1st Edition

Teaching Critical Psychology International Perspectives

Edited By Craig Newnes, Laura Golding Copyright 2018
    304 Pages
    by Routledge

    304 Pages
    by Routledge

    This edited volume may be the 'definitive text' on methods and content in teaching psychology from an international and critical perspective. Chapters from internationally renowned contributors working clinically, educationally and in the community with a range of client groups, outline critical teaching by and for professionals and service recipients.

    This timely book offers a unique, research-based and philosophically coherent approach to teaching psychology including teaching methods, the lecture content of radical approaches to modern psychology and debates as to whether the aim of teaching is to liberate or control. Themes include the nature of pedagogy, the importance of teaching and learning style, the relevance of context and content and the ways in which traditional teaching forms a part of the disciplinary rather than critical project.
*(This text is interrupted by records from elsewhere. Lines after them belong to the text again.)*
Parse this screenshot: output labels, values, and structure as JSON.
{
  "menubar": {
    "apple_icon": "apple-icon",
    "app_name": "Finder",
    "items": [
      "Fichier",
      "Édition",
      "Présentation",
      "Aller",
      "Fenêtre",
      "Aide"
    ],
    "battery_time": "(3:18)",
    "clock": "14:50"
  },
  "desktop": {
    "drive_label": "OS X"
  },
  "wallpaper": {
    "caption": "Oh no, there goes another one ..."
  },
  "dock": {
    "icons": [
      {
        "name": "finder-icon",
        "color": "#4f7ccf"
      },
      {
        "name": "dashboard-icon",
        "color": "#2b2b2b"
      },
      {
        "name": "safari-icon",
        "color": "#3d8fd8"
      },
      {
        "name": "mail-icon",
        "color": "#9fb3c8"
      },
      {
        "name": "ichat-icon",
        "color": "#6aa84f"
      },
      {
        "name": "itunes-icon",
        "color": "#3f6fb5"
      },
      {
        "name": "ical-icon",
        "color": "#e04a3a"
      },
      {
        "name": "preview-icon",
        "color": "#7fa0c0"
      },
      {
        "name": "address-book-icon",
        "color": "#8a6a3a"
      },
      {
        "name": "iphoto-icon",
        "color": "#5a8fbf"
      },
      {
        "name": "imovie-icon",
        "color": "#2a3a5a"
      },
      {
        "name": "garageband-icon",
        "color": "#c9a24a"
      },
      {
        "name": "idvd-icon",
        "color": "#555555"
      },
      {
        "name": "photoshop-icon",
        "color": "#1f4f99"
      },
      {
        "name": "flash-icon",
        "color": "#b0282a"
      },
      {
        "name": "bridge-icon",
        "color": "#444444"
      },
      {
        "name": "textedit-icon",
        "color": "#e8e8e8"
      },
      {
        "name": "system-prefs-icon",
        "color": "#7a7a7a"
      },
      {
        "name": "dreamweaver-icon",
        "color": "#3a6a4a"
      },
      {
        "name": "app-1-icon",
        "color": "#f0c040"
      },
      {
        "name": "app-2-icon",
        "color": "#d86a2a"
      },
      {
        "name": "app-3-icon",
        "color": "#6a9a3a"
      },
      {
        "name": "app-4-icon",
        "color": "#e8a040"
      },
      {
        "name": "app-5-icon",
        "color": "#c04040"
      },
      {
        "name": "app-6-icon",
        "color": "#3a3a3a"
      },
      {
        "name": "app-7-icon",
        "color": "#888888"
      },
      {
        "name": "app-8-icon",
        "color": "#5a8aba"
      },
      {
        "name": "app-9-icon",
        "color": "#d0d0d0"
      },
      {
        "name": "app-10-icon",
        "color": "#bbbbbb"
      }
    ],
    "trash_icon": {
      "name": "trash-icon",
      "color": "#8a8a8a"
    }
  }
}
    Teaching Critical Psychology offers guidance in teaching pupils, students, peers and those on academic programmes at under-graduate and post-graduate level.


    Preface: On critical pedagogy Peter McLaren

    Chapter One: Teaching psychology critically David Fryer & Rachael Fox

    Chapter Two: Ten suggestions for critical teaching John Cromby

    Chapter Three: Towards coherence in teaching critical Psy Craig Newnes

    Chapter Four: Teaching disability, teaching critical disability studies Dan Goodley, Katherine Runswick-Cole and Michael Miller

    Chapter Five: Fear and loathing in the education system Robbie Piper

    Chapter Six: What can teachers of critical and community psychology learn from their learners? Olivia Fakoussa, Gemma Budge, Mandeep Singh Kallu, Annie Mitchell and Rachel Purtell

    Chapter Seven: Teaching indigenous psychology: A conscientisation, de-colonisation, and psychological literacy approach to curriculum Pat Dudgeon, Dawn Darlaston-Jones, & Abigail Bray

    Chapter Eight: Psy and the law: The Law Project for Psychiatric Rights' public education approach Jim Gottstein

    Chapter Nine: Teaching withdrawal of antipsychotics and antidepressants to professionals and recipients Peter Lehmann

    Chapter Ten: Human rights and critical psychology Beth Greenhill & Laura Golding

    Chapter Eleven: Children’s experiences of domestic violence: A teaching and training challenge Jane Callaghan, Lisa Fellin & Joanne Alexander

    Chapter Twelve: Supervision: A principles based approach Sara Tai

    Chapter Thirteen: Training that domesticates or education that liberates? Tensions and dilemmas related to teaching critical psychology in the context of UK clinical psychology training Anne Cooke


    Name Index

    Subject Index


    Craig Newnes is a Consultant Critical Psychologist, editor and author. He has published numerous works and is Editor of The Journal of Critical Psychology, Counselling and Psychotherapy. For 19 years he was the Editor of Clinical Psychology Forum, the in-house practice journal of the Division of Clinical Psychology of The British Psychological Society and Director of Psychological Therapies for Shropshire’s Community and Mental Health Services (NHS) Trust.

    Laura Golding is Programme Director of the University of Liverpool's Doctorate in Clinical Psychology and chair of the British Psychological Society’s Division of Clinical Psychology Conference Committee. Much of her career has been spent working in the National Health Service (NHS) in the North West of England with adults with intellectual disabilities.

    "This unusual indispensable book lays bare critical psychology as a fully-fledged part of academic life. It is a primer with a difference; it links theory and practice in a way that out-flanks its host discipline, and, crucially, addresses the form as well as the content of mainstream psychology, showing teachers, students and practitioners what can be done to turn psychology into what it always promised to be, but can only become by being rigorously self-critical."

    Ian Parker, Emeritus Professor of Management, University of Leicester, UK